[ uh-nal-uh-guhs ]
See synonyms for: analogousanalogouslyanalogousness on

  1. having analogy; corresponding in some particular: A brain and a computer are analogous.

  2. Biology. corresponding in function, but not evolved from corresponding organs, as the wings of a bee and those of a hummingbird.

Origin of analogous

First recorded in 1640–50; from Latin analogus, from Greek análogos “proportionate,” equivalent to ana- ana- + lógos “ratio”

Other words for analogous

Opposites for analogous

Other words from analogous

  • a·nal·o·gous·ly, adverb
  • a·nal·o·gous·ness, noun
  • non·a·nal·o·gous, adjective
  • non·a·nal·o·gous·ly, adverb
  • non·a·nal·o·gous·ness, noun
  • un·a·nal·o·gous, adjective
  • un·a·nal·o·gous·ly, adverb
  • un·a·nal·o·gous·ness, noun

Words that may be confused with analogous Unabridged Based on the Random House Unabridged Dictionary, © Random House, Inc. 2023

How to use analogous in a sentence

British Dictionary definitions for analogous


/ (əˈnæləɡəs) /

  1. similar or corresponding in some respect

  2. biology (of organs and parts) having the same function but different evolutionary origin: the paddle of a whale and the fin of a fish are analogous Compare homologous (def. 4)

  1. linguistics formed by analogy: an analogous plural
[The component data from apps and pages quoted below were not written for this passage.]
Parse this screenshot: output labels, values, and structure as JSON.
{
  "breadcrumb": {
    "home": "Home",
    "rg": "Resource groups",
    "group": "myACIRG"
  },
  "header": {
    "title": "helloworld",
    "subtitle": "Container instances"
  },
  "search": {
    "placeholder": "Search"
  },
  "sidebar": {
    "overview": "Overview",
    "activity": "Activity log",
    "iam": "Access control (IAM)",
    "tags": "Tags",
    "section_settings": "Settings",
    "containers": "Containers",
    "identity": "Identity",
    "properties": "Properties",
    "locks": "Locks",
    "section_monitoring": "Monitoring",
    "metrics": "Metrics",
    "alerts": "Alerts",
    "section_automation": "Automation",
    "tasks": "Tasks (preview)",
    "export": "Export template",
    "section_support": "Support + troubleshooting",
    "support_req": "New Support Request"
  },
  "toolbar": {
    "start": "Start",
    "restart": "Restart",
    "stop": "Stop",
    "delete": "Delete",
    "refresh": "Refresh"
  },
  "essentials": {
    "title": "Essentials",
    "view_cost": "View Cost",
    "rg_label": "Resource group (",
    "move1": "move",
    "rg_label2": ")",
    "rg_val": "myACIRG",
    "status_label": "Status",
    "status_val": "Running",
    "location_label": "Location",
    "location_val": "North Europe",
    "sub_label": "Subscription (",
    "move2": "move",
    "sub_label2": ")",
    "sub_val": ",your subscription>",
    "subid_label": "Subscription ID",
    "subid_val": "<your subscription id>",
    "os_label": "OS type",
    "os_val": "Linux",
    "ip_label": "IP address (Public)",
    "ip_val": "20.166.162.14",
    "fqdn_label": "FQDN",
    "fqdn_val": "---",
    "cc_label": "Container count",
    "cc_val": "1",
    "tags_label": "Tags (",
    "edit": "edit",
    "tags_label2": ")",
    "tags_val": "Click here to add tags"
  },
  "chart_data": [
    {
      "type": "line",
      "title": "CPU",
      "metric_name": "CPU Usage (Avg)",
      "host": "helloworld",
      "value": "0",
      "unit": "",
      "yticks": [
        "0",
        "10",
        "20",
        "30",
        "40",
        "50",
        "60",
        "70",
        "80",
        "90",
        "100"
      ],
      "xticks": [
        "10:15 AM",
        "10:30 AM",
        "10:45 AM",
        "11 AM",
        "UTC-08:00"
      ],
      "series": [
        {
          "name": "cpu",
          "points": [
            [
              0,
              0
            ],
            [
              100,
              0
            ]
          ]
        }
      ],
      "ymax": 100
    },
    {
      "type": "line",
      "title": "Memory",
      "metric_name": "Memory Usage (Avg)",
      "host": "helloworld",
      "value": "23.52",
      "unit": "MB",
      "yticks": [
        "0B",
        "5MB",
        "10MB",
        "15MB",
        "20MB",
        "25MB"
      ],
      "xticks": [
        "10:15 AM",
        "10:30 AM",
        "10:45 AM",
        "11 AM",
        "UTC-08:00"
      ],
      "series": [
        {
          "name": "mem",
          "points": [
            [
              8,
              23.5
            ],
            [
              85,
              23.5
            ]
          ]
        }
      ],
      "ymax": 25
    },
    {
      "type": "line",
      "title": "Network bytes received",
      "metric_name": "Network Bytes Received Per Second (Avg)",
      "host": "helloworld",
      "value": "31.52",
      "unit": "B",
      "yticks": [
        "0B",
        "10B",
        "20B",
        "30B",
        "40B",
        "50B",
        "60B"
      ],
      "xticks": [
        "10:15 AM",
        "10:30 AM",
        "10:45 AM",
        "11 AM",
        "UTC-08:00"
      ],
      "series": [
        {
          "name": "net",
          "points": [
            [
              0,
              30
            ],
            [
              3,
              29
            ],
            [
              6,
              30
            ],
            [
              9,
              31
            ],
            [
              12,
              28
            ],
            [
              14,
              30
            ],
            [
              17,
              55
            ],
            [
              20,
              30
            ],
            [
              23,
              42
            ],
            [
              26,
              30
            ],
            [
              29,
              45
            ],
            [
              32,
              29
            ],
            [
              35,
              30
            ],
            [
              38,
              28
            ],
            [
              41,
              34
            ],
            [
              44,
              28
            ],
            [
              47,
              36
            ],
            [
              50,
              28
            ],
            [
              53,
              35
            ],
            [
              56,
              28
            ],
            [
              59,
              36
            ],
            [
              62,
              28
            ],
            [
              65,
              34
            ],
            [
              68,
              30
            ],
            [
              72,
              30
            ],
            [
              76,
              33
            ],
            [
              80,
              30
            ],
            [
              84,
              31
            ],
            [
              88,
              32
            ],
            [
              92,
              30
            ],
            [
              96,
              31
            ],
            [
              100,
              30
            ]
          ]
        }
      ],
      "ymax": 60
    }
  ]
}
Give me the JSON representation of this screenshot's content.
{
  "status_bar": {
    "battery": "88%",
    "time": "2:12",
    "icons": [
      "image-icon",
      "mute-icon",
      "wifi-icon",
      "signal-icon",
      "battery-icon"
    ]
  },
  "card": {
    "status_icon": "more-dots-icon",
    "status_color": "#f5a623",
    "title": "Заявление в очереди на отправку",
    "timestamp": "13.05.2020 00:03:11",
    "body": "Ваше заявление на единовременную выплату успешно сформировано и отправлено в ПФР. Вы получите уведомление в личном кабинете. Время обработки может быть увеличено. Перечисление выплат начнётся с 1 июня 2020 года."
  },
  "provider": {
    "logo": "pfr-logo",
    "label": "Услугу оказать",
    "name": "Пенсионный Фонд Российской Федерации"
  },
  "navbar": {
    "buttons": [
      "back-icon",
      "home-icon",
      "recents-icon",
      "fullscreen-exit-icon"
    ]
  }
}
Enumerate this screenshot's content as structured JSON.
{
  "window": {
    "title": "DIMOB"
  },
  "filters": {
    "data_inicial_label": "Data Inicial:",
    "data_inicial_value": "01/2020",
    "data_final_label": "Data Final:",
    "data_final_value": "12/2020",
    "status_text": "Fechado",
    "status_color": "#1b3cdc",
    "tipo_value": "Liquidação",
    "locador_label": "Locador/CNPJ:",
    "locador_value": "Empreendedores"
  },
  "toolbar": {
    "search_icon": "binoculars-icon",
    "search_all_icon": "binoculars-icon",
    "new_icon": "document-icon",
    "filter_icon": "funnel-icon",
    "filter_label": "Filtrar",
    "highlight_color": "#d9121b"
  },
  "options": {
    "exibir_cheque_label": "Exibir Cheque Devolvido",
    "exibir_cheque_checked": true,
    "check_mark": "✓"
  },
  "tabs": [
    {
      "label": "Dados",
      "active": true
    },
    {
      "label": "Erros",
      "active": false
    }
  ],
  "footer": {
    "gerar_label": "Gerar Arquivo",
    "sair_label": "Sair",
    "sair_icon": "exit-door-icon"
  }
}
Origin of analogous

C17: from Latin analogus, from Greek analogos proportionate, from ana- + logos speech, ratio

usage For analogous

The use of with after analogous should be avoided: swimming has no event that is analogous to (not with) the 100 metres in athletics

Derived forms of analogous

  • analogously, adverb
  • analogousness, noun

Collins English Dictionary - Complete & Unabridged 2012 Digital Edition © William Collins Sons & Co. Ltd. 1979, 1986 © HarperCollins Publishers 1998, 2000, 2003, 2005, 2006, 2007, 2009, 2012

Scientific definitions for analogous


[ ə-nălə-gəs ]

  1. Similar in function but having different evolutionary origins, as the wings of a butterfly and the wings of a bird.

  2. Similar in chemical properties and differing in chemical structure only with respect to one element or group.

The American Heritage® Science Dictionary Copyright © 2011. Published by Houghton Mifflin Harcourt Publishing Company. All rights reserved.